**What is required:** Look through the data below for the string "size", and copy every line where it turns up.

**Supplied material:**
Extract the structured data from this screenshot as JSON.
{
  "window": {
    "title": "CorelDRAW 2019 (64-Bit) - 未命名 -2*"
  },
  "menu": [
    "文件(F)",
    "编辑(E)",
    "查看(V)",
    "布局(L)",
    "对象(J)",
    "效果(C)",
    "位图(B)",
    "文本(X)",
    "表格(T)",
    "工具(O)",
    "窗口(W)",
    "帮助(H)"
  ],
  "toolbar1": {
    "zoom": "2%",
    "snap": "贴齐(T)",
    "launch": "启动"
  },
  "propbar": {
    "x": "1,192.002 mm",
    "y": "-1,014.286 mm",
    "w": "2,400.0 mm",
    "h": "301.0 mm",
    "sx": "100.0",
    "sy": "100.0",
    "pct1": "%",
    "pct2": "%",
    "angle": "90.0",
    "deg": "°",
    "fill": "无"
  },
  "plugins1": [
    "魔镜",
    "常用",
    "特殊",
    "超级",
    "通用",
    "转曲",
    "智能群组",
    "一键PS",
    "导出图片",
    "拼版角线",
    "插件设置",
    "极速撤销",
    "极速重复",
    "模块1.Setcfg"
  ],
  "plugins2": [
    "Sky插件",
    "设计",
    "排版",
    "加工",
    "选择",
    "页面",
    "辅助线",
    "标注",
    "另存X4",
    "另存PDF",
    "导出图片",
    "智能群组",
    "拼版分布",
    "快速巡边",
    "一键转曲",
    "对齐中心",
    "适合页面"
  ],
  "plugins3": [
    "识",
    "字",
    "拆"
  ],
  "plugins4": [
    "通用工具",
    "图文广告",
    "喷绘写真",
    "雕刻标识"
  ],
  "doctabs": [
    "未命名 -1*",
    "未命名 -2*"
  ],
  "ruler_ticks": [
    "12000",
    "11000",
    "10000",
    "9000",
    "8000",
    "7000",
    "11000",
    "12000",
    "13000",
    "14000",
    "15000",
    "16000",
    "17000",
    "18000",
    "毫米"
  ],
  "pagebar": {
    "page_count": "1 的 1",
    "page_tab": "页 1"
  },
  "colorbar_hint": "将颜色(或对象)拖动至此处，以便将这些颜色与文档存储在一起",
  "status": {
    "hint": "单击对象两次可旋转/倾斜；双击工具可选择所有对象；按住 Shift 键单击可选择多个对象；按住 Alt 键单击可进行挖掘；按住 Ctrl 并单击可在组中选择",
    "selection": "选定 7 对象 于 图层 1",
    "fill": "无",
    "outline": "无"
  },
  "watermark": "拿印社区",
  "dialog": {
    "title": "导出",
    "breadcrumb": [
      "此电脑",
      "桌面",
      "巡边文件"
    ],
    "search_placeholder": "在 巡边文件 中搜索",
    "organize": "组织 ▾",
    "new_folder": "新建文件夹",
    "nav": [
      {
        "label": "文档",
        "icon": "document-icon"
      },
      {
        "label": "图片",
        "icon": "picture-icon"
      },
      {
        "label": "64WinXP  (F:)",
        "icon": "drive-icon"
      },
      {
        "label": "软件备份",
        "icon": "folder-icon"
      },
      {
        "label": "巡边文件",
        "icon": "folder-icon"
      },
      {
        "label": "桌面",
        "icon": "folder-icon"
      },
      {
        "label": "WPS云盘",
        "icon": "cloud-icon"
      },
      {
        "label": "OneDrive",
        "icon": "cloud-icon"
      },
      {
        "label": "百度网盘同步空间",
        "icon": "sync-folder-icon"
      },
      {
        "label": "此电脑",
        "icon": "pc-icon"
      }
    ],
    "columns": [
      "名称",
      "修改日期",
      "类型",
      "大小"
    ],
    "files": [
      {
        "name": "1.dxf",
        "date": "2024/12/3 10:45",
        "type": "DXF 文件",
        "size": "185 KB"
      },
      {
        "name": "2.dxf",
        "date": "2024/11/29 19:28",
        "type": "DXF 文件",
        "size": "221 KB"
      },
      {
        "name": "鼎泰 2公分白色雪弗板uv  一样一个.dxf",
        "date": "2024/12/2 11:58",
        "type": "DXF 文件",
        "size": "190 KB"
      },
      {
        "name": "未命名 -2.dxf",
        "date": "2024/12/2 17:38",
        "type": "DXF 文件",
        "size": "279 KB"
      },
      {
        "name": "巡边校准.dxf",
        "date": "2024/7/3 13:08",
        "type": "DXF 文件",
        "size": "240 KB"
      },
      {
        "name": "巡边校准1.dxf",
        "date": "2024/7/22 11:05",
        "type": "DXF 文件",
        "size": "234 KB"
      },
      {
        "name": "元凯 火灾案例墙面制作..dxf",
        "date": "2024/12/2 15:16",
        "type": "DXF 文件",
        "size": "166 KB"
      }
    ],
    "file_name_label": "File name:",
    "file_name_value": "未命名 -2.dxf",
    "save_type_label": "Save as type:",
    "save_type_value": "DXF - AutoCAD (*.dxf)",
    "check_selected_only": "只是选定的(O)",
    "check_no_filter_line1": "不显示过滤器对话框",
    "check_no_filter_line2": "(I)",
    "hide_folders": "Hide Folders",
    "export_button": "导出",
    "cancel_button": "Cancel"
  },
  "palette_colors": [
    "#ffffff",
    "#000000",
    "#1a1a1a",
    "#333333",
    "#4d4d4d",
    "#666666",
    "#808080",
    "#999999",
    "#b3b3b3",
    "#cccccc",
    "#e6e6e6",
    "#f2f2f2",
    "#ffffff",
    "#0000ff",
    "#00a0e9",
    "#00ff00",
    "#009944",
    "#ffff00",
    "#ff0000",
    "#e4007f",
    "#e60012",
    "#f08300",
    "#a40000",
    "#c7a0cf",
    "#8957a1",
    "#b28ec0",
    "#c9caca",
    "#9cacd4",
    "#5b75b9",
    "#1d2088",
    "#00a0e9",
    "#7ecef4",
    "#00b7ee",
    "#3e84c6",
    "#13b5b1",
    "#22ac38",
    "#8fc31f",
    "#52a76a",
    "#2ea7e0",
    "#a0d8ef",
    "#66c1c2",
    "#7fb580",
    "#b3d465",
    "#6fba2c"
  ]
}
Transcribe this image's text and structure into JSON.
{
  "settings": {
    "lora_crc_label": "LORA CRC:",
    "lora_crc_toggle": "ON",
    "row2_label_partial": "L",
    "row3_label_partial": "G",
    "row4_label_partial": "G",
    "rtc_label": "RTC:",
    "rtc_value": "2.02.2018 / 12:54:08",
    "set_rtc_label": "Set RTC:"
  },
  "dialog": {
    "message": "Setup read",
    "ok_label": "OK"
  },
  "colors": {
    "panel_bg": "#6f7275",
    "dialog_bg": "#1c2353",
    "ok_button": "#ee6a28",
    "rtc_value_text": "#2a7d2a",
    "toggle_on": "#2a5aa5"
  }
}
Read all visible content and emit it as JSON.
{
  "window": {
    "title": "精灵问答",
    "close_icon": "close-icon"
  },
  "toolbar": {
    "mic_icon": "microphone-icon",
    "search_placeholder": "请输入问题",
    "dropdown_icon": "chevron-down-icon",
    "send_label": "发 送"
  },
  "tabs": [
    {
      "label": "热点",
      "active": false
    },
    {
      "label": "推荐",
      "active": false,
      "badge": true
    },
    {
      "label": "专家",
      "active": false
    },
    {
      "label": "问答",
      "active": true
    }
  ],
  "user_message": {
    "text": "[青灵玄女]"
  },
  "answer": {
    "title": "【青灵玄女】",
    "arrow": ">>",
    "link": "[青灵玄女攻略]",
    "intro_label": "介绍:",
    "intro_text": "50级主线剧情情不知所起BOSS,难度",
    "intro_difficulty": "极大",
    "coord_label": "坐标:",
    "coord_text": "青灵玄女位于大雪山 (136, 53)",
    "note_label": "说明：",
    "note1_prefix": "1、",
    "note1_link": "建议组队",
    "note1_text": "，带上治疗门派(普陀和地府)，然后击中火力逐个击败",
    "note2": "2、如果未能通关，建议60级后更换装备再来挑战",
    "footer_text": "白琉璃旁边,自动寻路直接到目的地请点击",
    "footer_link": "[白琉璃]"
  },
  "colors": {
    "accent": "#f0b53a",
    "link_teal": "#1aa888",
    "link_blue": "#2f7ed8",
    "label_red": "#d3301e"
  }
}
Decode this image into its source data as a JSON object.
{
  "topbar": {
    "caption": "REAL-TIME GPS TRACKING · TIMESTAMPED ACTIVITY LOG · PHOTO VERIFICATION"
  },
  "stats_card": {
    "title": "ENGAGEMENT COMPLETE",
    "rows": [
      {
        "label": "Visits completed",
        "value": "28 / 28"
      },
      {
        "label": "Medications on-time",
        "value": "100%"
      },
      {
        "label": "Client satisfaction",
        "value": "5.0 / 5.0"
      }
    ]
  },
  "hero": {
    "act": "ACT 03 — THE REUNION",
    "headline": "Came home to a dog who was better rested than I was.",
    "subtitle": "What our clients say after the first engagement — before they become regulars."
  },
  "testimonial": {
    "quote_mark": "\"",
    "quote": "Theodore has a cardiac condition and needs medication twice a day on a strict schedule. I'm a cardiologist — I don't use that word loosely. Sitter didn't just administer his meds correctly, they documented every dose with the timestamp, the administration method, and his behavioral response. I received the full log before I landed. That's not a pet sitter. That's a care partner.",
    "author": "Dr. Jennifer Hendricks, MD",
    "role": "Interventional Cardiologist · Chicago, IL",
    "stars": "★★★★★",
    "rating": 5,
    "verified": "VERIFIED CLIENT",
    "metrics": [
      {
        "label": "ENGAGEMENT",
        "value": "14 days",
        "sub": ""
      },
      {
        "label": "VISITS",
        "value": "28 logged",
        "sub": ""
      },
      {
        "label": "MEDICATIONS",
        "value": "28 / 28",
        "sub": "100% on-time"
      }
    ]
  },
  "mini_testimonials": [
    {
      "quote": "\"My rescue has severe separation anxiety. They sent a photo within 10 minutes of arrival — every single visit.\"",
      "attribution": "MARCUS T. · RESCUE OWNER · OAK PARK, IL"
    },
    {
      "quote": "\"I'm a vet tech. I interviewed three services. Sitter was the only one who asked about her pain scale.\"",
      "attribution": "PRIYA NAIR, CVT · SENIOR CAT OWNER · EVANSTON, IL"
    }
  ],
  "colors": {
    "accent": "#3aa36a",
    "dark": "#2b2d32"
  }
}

**Your solution:**
        "size": "185 KB"
        "size": "221 KB"
        "size": "190 KB"
        "size": "279 KB"
        "size": "240 KB"
        "size": "234 KB"
        "size": "166 KB"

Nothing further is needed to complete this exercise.